■ What the exercise asks ■
Every line holding "done" should be copied from the records below.

**** Given information

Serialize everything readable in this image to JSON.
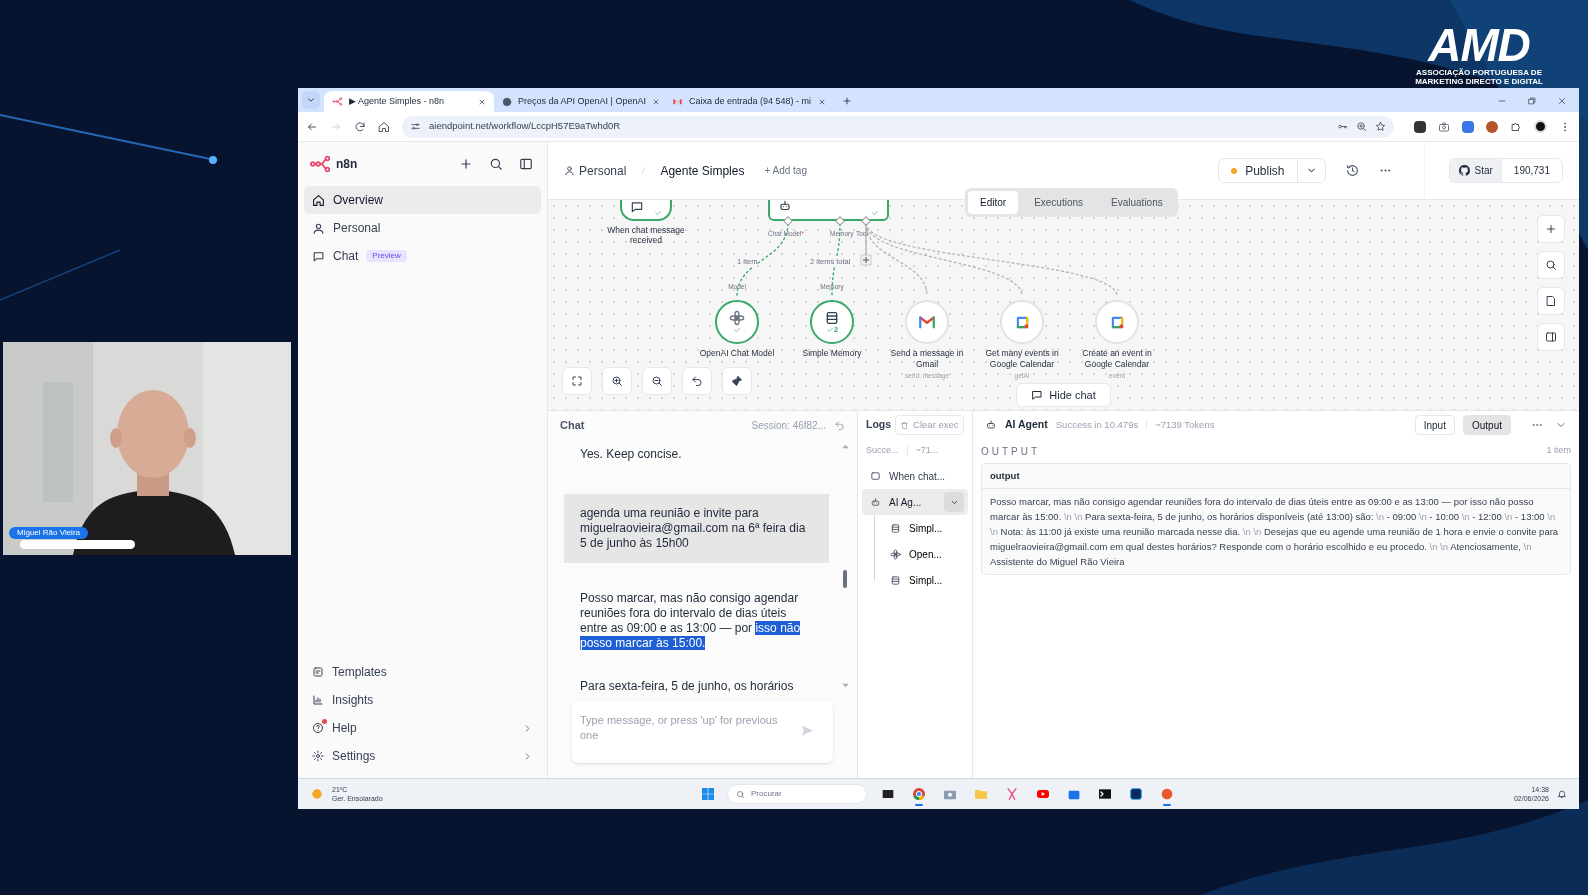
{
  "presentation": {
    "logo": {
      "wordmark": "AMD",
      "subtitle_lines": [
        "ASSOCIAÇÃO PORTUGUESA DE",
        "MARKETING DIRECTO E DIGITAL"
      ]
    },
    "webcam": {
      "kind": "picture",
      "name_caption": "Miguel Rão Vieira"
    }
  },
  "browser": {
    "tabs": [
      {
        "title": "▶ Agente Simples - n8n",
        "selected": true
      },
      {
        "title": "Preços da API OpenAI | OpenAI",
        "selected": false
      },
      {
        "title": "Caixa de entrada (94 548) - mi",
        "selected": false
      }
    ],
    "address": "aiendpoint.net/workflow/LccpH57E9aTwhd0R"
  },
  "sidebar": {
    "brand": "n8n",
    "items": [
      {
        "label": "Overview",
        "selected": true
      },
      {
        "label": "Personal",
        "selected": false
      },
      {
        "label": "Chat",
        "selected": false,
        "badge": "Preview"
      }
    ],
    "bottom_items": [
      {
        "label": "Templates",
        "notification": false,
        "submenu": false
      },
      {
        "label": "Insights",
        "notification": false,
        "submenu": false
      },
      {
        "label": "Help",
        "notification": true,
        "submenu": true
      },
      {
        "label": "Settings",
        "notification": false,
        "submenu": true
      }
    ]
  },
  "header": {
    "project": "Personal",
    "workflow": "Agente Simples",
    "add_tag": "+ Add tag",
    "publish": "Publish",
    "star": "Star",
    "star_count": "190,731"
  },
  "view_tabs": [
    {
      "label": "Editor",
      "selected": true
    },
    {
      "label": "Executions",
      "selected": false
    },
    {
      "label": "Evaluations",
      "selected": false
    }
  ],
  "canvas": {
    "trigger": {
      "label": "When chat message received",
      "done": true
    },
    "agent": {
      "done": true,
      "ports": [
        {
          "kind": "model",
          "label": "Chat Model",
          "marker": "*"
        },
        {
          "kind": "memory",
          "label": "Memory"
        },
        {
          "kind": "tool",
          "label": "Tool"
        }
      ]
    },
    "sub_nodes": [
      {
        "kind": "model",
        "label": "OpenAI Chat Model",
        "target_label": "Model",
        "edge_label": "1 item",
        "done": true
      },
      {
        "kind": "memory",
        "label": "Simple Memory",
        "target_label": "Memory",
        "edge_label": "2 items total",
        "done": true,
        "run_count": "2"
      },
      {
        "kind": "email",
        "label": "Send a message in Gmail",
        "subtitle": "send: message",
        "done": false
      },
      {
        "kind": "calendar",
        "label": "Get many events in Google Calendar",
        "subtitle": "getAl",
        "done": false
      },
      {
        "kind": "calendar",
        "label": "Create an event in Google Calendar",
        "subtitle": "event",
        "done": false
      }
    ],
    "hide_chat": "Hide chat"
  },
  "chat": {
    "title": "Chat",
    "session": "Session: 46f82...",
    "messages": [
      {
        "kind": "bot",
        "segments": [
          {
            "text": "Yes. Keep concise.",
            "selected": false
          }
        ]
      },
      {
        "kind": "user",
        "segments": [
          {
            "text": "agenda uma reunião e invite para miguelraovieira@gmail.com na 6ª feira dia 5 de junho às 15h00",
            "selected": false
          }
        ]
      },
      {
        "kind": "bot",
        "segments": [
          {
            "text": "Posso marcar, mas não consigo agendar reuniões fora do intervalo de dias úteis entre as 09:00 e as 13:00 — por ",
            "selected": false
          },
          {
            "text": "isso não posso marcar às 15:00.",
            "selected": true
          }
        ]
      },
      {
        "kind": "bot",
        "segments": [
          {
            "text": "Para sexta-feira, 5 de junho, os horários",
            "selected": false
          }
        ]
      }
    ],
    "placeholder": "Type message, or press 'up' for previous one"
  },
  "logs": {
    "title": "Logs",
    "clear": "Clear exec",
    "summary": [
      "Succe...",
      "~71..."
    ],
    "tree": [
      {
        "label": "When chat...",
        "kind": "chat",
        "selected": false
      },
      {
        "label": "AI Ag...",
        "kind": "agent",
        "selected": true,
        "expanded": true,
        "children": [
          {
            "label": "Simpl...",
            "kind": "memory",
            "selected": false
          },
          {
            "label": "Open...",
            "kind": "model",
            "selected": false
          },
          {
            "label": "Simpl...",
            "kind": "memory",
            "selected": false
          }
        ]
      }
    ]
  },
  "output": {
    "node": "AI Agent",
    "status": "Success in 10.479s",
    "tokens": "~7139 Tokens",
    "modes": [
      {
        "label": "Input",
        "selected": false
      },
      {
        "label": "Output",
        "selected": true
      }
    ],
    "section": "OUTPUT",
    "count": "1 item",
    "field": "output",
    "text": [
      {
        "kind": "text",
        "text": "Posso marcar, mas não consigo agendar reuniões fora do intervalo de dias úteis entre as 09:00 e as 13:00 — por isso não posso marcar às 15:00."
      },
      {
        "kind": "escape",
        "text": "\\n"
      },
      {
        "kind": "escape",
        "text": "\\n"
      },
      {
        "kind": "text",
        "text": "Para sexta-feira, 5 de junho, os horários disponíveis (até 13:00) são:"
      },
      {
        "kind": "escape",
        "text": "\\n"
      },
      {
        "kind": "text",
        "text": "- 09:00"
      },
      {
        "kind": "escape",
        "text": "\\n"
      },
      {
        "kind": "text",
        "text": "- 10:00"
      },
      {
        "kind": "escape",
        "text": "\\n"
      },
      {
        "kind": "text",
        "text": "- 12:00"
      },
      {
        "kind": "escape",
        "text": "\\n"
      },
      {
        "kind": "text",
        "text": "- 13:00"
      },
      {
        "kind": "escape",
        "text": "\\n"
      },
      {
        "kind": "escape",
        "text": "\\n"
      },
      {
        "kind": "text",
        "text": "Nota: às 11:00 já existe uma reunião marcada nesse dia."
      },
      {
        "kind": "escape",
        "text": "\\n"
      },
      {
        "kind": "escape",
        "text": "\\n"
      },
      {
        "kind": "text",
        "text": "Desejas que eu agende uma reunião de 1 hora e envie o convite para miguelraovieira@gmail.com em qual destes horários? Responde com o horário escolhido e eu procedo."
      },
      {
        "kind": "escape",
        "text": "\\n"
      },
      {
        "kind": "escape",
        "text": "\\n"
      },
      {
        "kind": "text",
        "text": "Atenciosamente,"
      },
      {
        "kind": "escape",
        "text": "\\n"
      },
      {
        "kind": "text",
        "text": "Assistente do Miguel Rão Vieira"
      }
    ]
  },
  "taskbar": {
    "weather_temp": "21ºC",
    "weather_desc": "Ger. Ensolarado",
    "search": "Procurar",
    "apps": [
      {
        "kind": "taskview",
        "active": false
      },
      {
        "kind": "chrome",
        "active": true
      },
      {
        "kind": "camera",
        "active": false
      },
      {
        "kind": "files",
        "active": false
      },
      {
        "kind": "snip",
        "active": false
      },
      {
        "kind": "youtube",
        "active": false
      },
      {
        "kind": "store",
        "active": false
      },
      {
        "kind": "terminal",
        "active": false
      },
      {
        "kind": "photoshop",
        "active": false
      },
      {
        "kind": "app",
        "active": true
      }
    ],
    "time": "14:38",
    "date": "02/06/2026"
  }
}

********

■ Reply to the exercise ■
      "done": true
      "done": true,
        "done": true
        "done": true,
        "done": false
        "done": false
        "done": false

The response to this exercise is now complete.